I have a titration of Calcium Ions with EDTA. When I reach a volume of 9.6mL I the liquid turns slightly blue and after that the more I add the bluer it becomes. Now at what point is my titration finished? When I notice the first change or as soon as adding more EDTA doesnt change the color?

  • $\begingroup$ Suggestion: Prepare a stem solution (i.e. of known $c(\ce{Ca^{2+}}$). Perform the titration several times. Once "as if you were unaware about $c(\ce{Ca^{2+}}$" till the point all Calcium is chelated (which may be, taking known concentration of your stem solution and its volume, calculated in advance). Keep a small amount of this solution, for example in a test tube. Repeat the titration, intentionally adding more EDTA solution, than necessary; equally keep some of this solution as visual reference in a test tube. Now perform a titration with your unknown, with the visual aides beside. $\endgroup$
    – Buttonwood
    Apr 22, 2017 at 12:23

1 Answer 1


Assuming you've used Erichrome Black-T as an indicator, the second your whole solution changes from wine red to blue, as in the moment you realise there is a change in colour, however light it is, that's your end point and you should stop.

Make sure you use a white tile under your conical flask and remember to pause the titration and swirl the flask little bit every now and then as you near the end point. That should even out the colour and make the change noticeable before it's too late.

  • $\begingroup$ I see, thanks. Could you also explain why this is so? As far as I know ErichromeBlack-T is pink as long as there are metall ions that it can bind to, so while there are pink and blue particles (first change) there whould still be some Calcium not bound to EDTA but to ErioT $\endgroup$ Apr 22, 2017 at 16:34
  • $\begingroup$ I'm a bit unsure about what your question means but I'll try to answer.Erichrome Black-T is actually blue in colour in its protonated form but turns wine red on complexing. That is why it is imperative to swirl the the contents of the flask, to distribute the reagent evenly so that any colour change is uniform. It's only when the whole solution uniformly turns the lightest blue possible that you must stop. There should be no trace of pink of course, but just like it's unadvisable to have a deep phenolpthalein pink while titrating, it's the same here. Does this answer your question? $\endgroup$
    – Reya
    Apr 22, 2017 at 19:15
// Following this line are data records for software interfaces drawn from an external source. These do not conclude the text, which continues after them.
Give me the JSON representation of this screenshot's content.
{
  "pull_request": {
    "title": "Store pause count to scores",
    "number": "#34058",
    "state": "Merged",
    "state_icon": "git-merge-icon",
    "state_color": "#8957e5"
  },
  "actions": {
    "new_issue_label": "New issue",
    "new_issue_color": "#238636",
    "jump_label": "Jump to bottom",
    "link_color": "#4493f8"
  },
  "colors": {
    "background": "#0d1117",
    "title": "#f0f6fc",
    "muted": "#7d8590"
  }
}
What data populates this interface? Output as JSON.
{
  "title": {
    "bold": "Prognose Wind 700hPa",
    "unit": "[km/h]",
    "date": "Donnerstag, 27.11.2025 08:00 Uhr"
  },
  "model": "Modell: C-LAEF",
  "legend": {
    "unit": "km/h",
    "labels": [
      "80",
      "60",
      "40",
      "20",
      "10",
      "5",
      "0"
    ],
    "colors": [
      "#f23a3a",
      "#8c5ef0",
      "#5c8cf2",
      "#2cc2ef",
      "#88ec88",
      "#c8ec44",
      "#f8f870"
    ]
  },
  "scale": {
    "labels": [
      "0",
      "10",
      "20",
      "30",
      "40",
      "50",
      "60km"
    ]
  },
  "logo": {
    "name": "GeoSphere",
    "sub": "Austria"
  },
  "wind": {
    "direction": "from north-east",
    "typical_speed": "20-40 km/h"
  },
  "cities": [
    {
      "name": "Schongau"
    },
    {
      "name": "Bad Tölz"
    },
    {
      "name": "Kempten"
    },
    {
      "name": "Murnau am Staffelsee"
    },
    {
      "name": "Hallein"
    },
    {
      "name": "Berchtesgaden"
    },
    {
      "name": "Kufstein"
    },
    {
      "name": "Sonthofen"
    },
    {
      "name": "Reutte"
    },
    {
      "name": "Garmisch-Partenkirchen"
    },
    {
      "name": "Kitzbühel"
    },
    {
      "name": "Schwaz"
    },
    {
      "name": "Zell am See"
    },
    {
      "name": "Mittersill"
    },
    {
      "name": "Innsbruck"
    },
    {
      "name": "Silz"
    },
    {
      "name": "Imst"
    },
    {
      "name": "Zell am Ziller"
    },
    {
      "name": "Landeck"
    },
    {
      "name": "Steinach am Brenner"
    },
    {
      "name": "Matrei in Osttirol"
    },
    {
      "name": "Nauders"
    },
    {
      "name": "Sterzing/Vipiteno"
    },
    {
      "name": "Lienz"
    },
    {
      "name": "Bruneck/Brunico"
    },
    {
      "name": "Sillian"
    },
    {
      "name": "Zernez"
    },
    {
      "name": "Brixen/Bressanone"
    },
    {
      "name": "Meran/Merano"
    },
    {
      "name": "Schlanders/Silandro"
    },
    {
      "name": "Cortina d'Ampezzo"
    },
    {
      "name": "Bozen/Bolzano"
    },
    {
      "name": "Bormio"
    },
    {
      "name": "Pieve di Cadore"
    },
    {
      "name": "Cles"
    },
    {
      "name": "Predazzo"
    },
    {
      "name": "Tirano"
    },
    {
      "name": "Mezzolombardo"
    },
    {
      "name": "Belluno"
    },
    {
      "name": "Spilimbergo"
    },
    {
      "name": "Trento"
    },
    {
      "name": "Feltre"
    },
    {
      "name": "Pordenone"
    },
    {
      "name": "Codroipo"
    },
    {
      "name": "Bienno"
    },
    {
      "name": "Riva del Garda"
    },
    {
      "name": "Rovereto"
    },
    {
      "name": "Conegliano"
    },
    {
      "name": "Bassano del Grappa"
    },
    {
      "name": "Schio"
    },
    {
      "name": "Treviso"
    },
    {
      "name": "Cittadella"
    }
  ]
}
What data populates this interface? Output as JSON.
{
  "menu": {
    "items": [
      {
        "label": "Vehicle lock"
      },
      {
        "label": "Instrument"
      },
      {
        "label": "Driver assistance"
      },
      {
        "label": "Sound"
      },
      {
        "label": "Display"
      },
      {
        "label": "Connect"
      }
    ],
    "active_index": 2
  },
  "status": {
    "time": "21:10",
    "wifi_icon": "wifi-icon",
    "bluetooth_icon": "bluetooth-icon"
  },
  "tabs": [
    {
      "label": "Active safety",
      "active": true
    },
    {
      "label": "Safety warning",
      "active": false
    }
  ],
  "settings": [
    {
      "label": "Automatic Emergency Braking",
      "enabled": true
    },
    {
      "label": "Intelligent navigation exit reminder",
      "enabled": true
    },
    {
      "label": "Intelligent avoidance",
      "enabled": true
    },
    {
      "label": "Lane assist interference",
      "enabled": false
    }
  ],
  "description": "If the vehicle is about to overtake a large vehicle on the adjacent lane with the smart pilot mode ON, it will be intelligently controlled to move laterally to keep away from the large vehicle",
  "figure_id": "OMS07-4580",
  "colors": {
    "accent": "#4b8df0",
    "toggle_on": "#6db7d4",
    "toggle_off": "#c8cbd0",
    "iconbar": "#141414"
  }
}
Your Answer

By clicking “Post Your Answer”, you agree to our terms of service, privacy policy and cookie policy

Not the answer you're looking for? Browse other questions tagged or ask your own question.